We’re Taiwanese-American, and the seafood fried noodles (made with imported Taiwanese noodles), Taiwanese style potato salad (but made with potato salad from Ralph’s with the eggs, apples, and sweet Japanese mayo added to it to save time), and picked hot peppers reflect that.
Also included in that heritage are the dishes that were imported to Taiwan through its colonial and post-colonial history. The sashimi, burdock root, and edamame are a constant presence at meals. The Lion’s Head meatballs and stewed oxtail, with some Taiwanese touches, reflect the dishes of my family from Zhenjiang, where we were from before we became Taiwanese, fleeing at the close of the Chinese Civil War to Taiwan midcentury.
More traditional American side dishes fully adopted are the string bean casserole, the gravy, and a pasta salad along with Kona Brewing Company beer.
For dessert, we had a sponge cake made with mango pudding and taro and drank coffee and tea.
I was inspired to write about this from the NYTime’s amazing feature, aptly named “The American Thanksgiving” showing the dishes and all the roads they travelled to get here, remixed for this holiday. I especially loved the pieces on the Hmong family integrating their traditions around respecting animals they prepare for the holiday, the Italian American family with the double-turkey feature, the rediscovered Norwegian Cake, Jamaican jerk turkey, the cheesy Irish potatoes, and the Soul Food pork neck macaroni. Okay really, I want to eat it all.

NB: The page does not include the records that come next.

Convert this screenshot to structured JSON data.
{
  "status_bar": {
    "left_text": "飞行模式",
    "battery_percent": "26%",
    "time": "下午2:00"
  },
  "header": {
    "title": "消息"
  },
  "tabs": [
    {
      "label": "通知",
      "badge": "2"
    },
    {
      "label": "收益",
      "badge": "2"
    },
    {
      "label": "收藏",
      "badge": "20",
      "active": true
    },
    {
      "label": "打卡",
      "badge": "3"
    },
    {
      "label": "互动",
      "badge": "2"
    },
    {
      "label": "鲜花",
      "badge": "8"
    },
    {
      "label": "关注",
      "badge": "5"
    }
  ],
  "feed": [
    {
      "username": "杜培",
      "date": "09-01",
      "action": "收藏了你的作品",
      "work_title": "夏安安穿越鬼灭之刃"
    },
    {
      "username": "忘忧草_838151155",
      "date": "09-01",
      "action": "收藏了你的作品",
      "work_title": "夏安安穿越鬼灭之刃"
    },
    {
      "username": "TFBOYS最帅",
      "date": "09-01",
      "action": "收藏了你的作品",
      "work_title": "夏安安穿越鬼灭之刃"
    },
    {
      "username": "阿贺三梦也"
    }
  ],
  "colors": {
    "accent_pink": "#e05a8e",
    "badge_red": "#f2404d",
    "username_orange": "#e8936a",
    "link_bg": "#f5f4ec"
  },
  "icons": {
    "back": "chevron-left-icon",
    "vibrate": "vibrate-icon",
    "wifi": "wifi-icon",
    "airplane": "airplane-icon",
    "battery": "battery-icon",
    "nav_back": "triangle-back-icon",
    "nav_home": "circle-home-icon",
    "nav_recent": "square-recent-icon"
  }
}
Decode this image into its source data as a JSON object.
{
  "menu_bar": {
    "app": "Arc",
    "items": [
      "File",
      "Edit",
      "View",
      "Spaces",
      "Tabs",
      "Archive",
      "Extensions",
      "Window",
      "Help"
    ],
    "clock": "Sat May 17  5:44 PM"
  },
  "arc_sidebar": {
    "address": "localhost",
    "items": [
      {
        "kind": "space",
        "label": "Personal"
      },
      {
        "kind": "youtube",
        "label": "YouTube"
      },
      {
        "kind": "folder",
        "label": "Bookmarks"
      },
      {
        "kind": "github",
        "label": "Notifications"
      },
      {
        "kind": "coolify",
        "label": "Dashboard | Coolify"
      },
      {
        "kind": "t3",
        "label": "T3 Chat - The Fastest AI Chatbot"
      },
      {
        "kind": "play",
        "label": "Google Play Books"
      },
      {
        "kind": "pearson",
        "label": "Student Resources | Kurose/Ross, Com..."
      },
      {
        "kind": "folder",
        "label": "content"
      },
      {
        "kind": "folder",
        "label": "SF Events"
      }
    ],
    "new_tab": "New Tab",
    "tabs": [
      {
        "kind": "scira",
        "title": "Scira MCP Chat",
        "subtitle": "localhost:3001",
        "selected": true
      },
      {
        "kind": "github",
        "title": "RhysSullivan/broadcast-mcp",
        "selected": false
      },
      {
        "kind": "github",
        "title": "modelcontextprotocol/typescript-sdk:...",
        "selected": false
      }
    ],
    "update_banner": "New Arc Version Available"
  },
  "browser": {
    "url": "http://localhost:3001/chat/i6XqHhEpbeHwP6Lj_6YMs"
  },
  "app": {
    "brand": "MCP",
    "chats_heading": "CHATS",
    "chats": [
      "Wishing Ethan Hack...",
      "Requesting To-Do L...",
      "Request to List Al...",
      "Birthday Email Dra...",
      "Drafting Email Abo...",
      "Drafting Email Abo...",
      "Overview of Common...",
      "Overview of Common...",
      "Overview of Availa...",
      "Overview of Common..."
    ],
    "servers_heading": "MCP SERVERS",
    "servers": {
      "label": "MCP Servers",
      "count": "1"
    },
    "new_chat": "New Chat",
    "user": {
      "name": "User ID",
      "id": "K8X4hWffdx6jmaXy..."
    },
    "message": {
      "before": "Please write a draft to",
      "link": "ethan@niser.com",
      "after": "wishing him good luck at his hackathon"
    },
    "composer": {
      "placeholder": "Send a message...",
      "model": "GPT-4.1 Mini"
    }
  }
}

In fact, one of my favorite things to do on Thanksgiving is trawl through my Facebook and Instagram feeds and seeing what my friends are eating. I salivate at the pictures of turkey surrounded by food from the world over, combined in ways to celebrate this holiday.